EXERCISE REQUIREMENTS: Count up the lines below in which the string "this" appears. The reply should be that number alone.

[Opening EXERCISE MATERIALS section]

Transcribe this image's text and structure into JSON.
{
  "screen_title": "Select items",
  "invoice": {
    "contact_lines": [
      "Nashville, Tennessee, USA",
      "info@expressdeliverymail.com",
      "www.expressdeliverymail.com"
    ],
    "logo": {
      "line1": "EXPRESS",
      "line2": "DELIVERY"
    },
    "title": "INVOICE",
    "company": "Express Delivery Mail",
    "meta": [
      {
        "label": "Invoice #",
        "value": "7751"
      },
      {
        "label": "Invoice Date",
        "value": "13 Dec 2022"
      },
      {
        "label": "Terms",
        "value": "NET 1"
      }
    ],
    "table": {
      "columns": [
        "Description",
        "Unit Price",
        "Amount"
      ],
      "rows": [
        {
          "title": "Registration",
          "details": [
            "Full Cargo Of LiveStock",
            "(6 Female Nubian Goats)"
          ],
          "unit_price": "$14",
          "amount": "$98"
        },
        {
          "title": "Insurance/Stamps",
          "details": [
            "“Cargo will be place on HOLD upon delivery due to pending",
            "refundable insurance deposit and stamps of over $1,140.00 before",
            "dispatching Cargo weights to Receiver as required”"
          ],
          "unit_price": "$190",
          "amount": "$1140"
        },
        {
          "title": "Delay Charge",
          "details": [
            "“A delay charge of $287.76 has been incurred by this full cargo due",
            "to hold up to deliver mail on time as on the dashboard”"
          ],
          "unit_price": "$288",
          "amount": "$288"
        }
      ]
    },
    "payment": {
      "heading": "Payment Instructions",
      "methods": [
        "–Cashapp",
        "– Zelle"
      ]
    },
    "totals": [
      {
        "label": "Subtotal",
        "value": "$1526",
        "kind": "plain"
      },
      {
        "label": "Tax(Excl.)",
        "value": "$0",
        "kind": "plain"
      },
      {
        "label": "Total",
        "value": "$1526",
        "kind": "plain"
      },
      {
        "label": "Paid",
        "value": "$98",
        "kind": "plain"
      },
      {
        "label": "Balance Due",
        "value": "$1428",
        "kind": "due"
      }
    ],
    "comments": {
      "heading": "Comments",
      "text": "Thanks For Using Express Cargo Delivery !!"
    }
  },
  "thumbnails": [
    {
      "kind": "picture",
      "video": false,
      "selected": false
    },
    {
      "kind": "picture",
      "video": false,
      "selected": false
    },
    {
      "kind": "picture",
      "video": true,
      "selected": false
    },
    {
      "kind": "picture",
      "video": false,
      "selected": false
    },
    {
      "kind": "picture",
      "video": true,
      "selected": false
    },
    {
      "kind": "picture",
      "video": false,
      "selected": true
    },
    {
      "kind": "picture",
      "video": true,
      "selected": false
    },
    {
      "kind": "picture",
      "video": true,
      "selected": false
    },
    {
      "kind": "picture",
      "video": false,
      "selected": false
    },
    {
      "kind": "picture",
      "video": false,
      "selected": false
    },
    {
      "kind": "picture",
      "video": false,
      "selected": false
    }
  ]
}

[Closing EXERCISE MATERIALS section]

YOUR SOLUTION: 2